The meeting between Israel's two chief rabbis and the Pope has now taken place. They urged him to speak out against the recent destruction of synagogues in Gaza Strip, and other forms of anti-Semitism. They warned that the desecration of churches and other holy places could follow unless a strong stand is taken.
"The Second World War started with burning of synagogues; then the crematoriums, burning people," Israel's Ashkenazi chief rabbi Yona Metzger said.
"We are fearful the same terrorism of desecrating synagogues ... will spill over into other parts of the world," he said, noting that churches and mosques could be targeted.
There has been little response from the world at large to the destruction of the synagogues by hate-filled Palestinians. This act should have provoked outrage because it was wrong, and not just because Muslim extremists could extend their destruction to other religious buildings.

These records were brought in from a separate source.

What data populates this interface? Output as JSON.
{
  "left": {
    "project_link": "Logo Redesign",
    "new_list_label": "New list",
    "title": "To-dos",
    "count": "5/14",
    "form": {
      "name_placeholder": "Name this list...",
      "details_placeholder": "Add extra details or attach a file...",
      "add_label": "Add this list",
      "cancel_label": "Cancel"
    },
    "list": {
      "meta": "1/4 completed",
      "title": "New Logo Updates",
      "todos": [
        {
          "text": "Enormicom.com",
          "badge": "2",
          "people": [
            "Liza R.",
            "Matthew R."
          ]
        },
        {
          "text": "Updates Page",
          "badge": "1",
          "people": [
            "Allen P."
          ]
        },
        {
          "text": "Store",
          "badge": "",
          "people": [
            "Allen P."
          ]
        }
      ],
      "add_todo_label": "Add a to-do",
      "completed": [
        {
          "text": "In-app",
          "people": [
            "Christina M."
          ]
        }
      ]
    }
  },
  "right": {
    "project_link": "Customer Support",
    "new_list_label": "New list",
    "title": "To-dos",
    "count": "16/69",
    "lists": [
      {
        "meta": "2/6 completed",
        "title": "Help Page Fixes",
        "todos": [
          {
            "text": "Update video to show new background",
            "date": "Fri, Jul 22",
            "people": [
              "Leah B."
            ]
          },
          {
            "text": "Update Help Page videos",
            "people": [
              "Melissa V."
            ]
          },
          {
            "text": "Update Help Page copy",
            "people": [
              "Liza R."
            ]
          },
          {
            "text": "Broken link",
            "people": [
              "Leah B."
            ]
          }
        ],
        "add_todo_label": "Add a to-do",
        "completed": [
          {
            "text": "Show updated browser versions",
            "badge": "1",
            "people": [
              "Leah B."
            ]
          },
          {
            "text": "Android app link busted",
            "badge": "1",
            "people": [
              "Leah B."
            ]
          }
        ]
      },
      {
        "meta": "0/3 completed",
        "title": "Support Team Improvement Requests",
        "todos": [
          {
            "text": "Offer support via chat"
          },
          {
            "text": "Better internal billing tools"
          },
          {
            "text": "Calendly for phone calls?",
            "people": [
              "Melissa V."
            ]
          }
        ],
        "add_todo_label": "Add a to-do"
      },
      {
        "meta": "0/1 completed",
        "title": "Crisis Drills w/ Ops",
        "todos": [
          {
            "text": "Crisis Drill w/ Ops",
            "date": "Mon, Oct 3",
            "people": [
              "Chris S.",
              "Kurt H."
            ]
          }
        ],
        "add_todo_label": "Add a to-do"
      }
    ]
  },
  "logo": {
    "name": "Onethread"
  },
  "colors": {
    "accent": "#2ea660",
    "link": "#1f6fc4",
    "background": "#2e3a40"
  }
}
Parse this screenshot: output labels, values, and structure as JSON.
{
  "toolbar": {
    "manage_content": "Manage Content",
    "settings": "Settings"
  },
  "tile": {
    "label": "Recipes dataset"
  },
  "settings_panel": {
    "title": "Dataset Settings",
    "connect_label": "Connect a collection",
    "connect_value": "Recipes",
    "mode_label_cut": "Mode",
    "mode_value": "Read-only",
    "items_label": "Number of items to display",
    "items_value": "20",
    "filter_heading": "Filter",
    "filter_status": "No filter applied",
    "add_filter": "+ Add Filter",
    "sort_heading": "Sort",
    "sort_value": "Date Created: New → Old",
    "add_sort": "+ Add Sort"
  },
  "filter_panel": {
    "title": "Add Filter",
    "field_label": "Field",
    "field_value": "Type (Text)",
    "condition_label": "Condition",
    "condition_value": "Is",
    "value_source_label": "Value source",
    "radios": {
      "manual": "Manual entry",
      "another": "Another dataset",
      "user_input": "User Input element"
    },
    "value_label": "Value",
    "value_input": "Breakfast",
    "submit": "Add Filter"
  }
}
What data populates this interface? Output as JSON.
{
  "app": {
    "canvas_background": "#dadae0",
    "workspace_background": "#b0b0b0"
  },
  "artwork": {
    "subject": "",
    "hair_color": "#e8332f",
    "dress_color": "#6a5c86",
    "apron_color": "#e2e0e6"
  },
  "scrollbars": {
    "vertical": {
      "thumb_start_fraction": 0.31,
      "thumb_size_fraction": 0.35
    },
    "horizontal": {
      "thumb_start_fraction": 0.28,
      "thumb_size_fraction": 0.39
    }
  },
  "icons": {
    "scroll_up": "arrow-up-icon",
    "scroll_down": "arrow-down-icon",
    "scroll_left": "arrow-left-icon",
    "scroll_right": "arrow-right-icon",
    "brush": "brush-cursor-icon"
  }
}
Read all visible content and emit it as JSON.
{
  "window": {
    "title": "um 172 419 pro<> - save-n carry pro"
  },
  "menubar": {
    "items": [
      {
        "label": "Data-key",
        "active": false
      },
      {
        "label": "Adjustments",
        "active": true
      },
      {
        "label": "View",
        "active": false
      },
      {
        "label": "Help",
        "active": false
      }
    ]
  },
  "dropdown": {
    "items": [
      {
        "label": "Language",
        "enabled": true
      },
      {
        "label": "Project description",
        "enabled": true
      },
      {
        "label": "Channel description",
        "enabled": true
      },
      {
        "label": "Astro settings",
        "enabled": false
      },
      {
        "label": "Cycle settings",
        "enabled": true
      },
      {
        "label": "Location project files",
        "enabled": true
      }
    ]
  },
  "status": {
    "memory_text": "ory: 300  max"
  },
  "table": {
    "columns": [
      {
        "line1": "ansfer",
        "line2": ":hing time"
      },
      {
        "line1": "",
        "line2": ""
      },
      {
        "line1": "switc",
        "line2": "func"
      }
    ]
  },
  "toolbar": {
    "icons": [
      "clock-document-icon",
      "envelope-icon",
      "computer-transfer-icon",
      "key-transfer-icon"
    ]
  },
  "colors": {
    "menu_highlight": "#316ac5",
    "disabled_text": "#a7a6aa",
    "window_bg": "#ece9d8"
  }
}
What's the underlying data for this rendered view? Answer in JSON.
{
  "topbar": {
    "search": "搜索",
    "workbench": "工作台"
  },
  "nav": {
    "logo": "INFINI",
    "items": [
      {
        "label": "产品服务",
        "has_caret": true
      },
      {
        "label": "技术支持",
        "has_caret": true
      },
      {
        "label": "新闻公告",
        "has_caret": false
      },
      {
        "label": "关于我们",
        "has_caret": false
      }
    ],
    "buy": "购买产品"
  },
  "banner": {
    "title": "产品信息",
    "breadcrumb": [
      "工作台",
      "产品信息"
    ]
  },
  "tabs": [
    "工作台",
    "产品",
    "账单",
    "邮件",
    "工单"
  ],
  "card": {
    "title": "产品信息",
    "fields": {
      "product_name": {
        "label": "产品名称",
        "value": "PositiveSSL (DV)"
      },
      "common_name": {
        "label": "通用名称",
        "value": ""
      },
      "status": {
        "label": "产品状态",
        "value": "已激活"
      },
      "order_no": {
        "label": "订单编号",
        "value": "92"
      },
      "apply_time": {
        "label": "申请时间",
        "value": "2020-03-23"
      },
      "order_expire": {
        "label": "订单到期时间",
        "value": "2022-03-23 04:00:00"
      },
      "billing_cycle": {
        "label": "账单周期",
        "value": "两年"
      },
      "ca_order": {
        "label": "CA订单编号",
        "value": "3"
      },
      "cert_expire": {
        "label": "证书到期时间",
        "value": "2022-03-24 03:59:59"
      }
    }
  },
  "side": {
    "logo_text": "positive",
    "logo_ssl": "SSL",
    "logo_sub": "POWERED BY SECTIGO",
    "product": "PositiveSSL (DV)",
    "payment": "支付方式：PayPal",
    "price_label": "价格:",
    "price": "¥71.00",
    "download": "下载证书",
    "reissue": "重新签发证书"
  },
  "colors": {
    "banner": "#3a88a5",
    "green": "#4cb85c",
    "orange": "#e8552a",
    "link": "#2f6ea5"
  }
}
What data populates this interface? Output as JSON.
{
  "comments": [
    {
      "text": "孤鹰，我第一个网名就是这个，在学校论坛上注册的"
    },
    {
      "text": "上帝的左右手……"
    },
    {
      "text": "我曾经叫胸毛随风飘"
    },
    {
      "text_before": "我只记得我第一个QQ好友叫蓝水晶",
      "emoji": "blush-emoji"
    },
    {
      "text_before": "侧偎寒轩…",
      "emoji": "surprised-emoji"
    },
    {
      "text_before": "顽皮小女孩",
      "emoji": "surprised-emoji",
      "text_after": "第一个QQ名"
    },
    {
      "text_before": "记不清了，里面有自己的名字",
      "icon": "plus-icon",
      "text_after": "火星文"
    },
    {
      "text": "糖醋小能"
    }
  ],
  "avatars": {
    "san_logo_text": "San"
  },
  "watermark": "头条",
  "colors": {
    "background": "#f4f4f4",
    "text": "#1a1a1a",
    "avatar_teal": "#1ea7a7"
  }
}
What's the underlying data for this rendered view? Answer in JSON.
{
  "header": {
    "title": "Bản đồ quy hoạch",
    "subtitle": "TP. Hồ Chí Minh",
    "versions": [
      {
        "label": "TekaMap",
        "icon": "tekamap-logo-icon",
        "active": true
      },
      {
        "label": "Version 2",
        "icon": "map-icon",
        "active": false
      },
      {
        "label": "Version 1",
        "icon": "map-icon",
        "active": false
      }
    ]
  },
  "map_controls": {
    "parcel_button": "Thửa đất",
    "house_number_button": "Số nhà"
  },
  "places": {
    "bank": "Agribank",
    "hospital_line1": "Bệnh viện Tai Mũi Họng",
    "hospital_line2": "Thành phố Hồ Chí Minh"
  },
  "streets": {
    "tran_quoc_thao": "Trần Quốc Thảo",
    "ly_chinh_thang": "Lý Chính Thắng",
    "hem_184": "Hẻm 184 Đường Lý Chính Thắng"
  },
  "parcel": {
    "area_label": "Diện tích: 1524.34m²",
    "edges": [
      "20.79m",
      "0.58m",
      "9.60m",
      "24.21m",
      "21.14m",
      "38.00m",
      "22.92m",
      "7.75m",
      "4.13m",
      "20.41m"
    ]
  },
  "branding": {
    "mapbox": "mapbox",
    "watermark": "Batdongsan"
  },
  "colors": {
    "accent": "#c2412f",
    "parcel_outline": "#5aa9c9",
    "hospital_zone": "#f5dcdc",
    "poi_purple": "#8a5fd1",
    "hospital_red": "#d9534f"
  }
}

Compare the indifference of the Churches to this vandalism with the squeals of indignation when Palestinian terrorist thugs invaded the Church of the Nativity in Bethlehem - the anger being directed not at the criminals - the Muslim terrorists - but at the Jews.
The pope said he would try to respond "in a positive way" to the rabbis' requests, and I hope he will support the following suggestion.
Metzger and Sephardic chief rabbi Shlomo Amar also asked the Pope to urge priests, bishops and cardinals around the world to set aside one day of the year to preach the teachings of a landmark Vatican document on relations with Jews that deplored all forms of anti-Semitism.
Nostra Aetate was a revolutionary document in the history of the Church, marking the beginning of a reversal of previous prejudiced teaching - but it was only a beginning. A two thousand year old attitude is not changed overnight, and frequent reminders and development are required to carry it forward.